◆ EXERCISE REQUIREMENTS: Print the data again, exactly.

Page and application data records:
────────────────

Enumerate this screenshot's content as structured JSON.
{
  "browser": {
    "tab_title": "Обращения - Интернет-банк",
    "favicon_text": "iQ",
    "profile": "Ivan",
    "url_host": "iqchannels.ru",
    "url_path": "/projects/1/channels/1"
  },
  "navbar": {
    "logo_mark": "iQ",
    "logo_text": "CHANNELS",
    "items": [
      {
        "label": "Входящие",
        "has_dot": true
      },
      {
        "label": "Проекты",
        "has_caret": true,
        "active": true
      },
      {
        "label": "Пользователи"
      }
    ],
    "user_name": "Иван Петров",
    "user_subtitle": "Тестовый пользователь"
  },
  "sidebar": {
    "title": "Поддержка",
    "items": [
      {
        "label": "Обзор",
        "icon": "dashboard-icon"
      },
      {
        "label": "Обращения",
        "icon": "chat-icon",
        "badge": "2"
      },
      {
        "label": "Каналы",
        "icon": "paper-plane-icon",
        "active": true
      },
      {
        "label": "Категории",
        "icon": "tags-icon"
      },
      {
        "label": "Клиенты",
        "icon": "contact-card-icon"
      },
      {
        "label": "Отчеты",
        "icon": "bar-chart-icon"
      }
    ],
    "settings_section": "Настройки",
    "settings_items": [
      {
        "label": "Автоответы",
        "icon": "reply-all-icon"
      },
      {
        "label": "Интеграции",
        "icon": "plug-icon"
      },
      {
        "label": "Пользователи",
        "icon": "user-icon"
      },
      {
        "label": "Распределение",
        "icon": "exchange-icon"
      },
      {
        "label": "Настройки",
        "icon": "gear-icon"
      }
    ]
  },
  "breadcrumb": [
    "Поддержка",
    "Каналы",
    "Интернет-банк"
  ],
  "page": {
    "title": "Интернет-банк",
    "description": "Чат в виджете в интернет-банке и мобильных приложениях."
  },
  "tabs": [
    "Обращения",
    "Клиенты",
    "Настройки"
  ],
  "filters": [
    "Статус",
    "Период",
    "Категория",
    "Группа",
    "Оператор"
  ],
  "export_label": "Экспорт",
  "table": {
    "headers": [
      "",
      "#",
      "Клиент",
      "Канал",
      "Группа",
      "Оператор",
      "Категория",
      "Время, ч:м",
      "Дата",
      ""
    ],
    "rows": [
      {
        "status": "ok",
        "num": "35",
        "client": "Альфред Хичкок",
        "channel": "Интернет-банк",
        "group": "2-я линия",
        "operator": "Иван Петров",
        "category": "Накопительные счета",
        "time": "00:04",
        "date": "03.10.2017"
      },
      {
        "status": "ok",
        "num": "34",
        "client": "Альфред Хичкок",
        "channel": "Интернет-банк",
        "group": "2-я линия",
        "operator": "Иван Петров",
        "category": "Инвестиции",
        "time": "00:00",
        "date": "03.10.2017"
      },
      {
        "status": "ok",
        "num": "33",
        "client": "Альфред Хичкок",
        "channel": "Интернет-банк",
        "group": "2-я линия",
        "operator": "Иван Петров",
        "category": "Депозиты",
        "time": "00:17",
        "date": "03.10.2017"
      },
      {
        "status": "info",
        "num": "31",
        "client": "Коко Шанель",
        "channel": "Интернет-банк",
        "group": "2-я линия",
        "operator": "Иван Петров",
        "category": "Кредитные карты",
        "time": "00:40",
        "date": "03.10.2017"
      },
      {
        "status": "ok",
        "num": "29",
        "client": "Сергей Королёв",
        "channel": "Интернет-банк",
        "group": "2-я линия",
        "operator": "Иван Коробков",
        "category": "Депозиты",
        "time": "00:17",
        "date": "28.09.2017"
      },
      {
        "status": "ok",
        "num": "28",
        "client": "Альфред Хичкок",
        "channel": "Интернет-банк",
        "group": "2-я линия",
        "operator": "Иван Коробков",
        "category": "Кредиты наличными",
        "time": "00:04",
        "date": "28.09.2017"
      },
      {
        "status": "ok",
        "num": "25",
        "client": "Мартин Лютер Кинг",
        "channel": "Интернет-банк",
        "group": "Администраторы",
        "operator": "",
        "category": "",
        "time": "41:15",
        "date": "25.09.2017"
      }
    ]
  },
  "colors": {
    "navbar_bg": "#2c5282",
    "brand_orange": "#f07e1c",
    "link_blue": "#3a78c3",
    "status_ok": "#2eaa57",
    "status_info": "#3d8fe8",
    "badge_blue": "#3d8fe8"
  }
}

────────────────

◆ TASK RESULT:
Enumerate this screenshot's content as structured JSON.
{
  "browser": {
    "tab_title": "Обращения - Интернет-банк",
    "favicon_text": "iQ",
    "profile": "Ivan",
    "url_host": "iqchannels.ru",
    "url_path": "/projects/1/channels/1"
  },
  "navbar": {
    "logo_mark": "iQ",
    "logo_text": "CHANNELS",
    "items": [
      {
        "label": "Входящие",
        "has_dot": true
      },
      {
        "label": "Проекты",
        "has_caret": true,
        "active": true
      },
      {
        "label": "Пользователи"
      }
    ],
    "user_name": "Иван Петров",
    "user_subtitle": "Тестовый пользователь"
  },
  "sidebar": {
    "title": "Поддержка",
    "items": [
      {
        "label": "Обзор",
        "icon": "dashboard-icon"
      },
      {
        "label": "Обращения",
        "icon": "chat-icon",
        "badge": "2"
      },
      {
        "label": "Каналы",
        "icon": "paper-plane-icon",
        "active": true
      },
      {
        "label": "Категории",
        "icon": "tags-icon"
      },
      {
        "label": "Клиенты",
        "icon": "contact-card-icon"
      },
      {
        "label": "Отчеты",
        "icon": "bar-chart-icon"
      }
    ],
    "settings_section": "Настройки",
    "settings_items": [
      {
        "label": "Автоответы",
        "icon": "reply-all-icon"
      },
      {
        "label": "Интеграции",
        "icon": "plug-icon"
      },
      {
        "label": "Пользователи",
        "icon": "user-icon"
      },
      {
        "label": "Распределение",
        "icon": "exchange-icon"
      },
      {
        "label": "Настройки",
        "icon": "gear-icon"
      }
    ]
  },
  "breadcrumb": [
    "Поддержка",
    "Каналы",
    "Интернет-банк"
  ],
  "page": {
    "title": "Интернет-банк",
    "description": "Чат в виджете в интернет-банке и мобильных приложениях."
  },
  "tabs": [
    "Обращения",
    "Клиенты",
    "Настройки"
  ],
  "filters": [
    "Статус",
    "Период",
    "Категория",
    "Группа",
    "Оператор"
  ],
  "export_label": "Экспорт",
  "table": {
    "headers": [
      "",
      "#",
      "Клиент",
      "Канал",
      "Группа",
      "Оператор",
      "Категория",
      "Время, ч:м",
      "Дата",
      ""
    ],
    "rows": [
      {
        "status": "ok",
        "num": "35",
        "client": "Альфред Хичкок",
        "channel": "Интернет-банк",
        "group": "2-я линия",
        "operator": "Иван Петров",
        "category": "Накопительные счета",
        "time": "00:04",
        "date": "03.10.2017"
      },
      {
        "status": "ok",
        "num": "34",
        "client": "Альфред Хичкок",
        "channel": "Интернет-банк",
        "group": "2-я линия",
        "operator": "Иван Петров",
        "category": "Инвестиции",
        "time": "00:00",
        "date": "03.10.2017"
      },
      {
        "status": "ok",
        "num": "33",
        "client": "Альфред Хичкок",
        "channel": "Интернет-банк",
        "group": "2-я линия",
        "operator": "Иван Петров",
        "category": "Депозиты",
        "time": "00:17",
        "date": "03.10.2017"
      },
      {
        "status": "info",
        "num": "31",
        "client": "Коко Шанель",
        "channel": "Интернет-банк",
        "group": "2-я линия",
        "operator": "Иван Петров",
        "category": "Кредитные карты",
        "time": "00:40",
        "date": "03.10.2017"
      },
      {
        "status": "ok",
        "num": "29",
        "client": "Сергей Королёв",
        "channel": "Интернет-банк",
        "group": "2-я линия",
        "operator": "Иван Коробков",
        "category": "Депозиты",
        "time": "00:17",
        "date": "28.09.2017"
      },
      {
        "status": "ok",
        "num": "28",
        "client": "Альфред Хичкок",
        "channel": "Интернет-банк",
        "group": "2-я линия",
        "operator": "Иван Коробков",
        "category": "Кредиты наличными",
        "time": "00:04",
        "date": "28.09.2017"
      },
      {
        "status": "ok",
        "num": "25",
        "client": "Мартин Лютер Кинг",
        "channel": "Интернет-банк",
        "group": "Администраторы",
        "operator": "",
        "category": "",
        "time": "41:15",
        "date": "25.09.2017"
      }
    ]
  },
  "colors": {
    "navbar_bg": "#2c5282",
    "brand_orange": "#f07e1c",
    "link_blue": "#3a78c3",
    "status_ok": "#2eaa57",
    "status_info": "#3d8fe8",
    "badge_blue": "#3d8fe8"
  }
}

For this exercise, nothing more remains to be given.